I want to start the actual review off by saying the first seven parts to Master of Dreams are great and completely serviceable for horror comic aficionados, they are also undoubtedly less ambitious than the issues to come. The opening introduction and even the afterward of this first volume make it abundantly clear that the story is rough in comparison to the later arcs. The plot of the first issues are similar to video game objectives, the protagonist and ‘lord of dreams’ Morpheus loses all his dream equipment and he has to find each piece one by one. You can tell Neil was testing the waters of his concept, as a result he acted cautiously at the beginning when he threw in established DC characters like John Constantine. The final part of Master of Dreams is proof that his story and characters stand on their own.
The Sound of Her Wings is often regarded as the issue in which Gaiman came out of his shell and it marks the first time we see fan favorite Death. It is not only the end of an 8 issue story arc but the end of the first volume Preludes & Nocturnes. This is where the usual warnings of the early issues being rough stop, for good reason because The Sound of Her Wings is one of the best single stories I have ever read.
We start with Dream feeding pigeons in a city park, he is feeling down in the dumps because his quest to retrieve his stuff is over and now there is little to keep him preoccupied. His quirky and spontaneous sister Death arrives to call him on his shit and cheer her brother up by taking him along on her daily duties as the end of life.
The pages of Death doing her job and guiding souls to the end after witnessing their last moments are beautiful and horrifying. Gaiman intentionally starts her and Dream’s journey off with the spectacle of a natural and peaceful death, gradually working towards the more untimely fates of each individual. Overdose, suicide, murder, accident. The circle of life doesn’t stop for anyone. At one point an infant asks “is that all I get?” before death inevitably has to take the child away. Your mood will change throughout the issue, a happy page turns into a sad page and sadness becomes enlightenment for both the reader and our protagonist. Dream notices how his sister carries on her duty with diligence, dying is as natural as dreaming. When the siblings return to the location they started at, Dream learns to embrace his purpose.

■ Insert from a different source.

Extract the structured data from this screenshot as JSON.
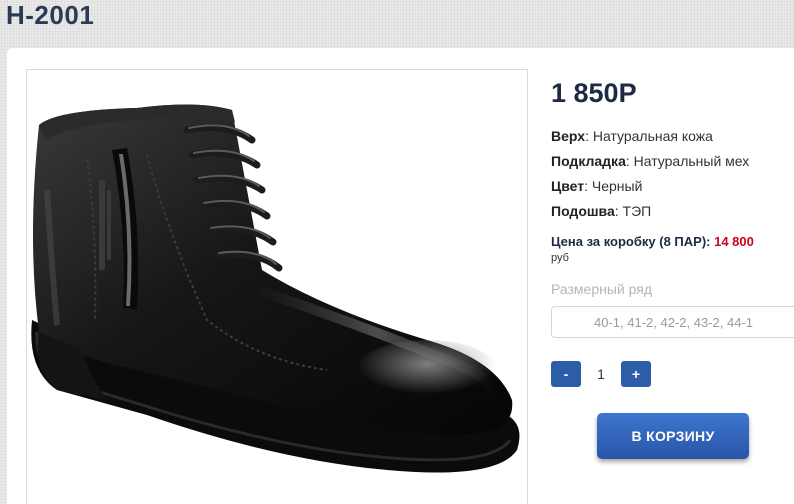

There are not enough good things in the world to say about the crafting of this story. Neil engages the reader with interesting and subtly realistic characters, he makes us understand the importance of every person having a function and his descriptive writing fits perfectly with the tone the artist creates. Gaiman doesn’t waste any potential here, for example, the namesake of this issue in particular comes from the sound Death makes when she takes spirits away with her. Dream hears the beating of wings every time she does this, and in the last page when the pigeons he was feeding earlier at the park fly away he hears the sound of her wings again. This issue is a good example of Sandman transcending its genre, and it comes close to transcending the medium of comics all together.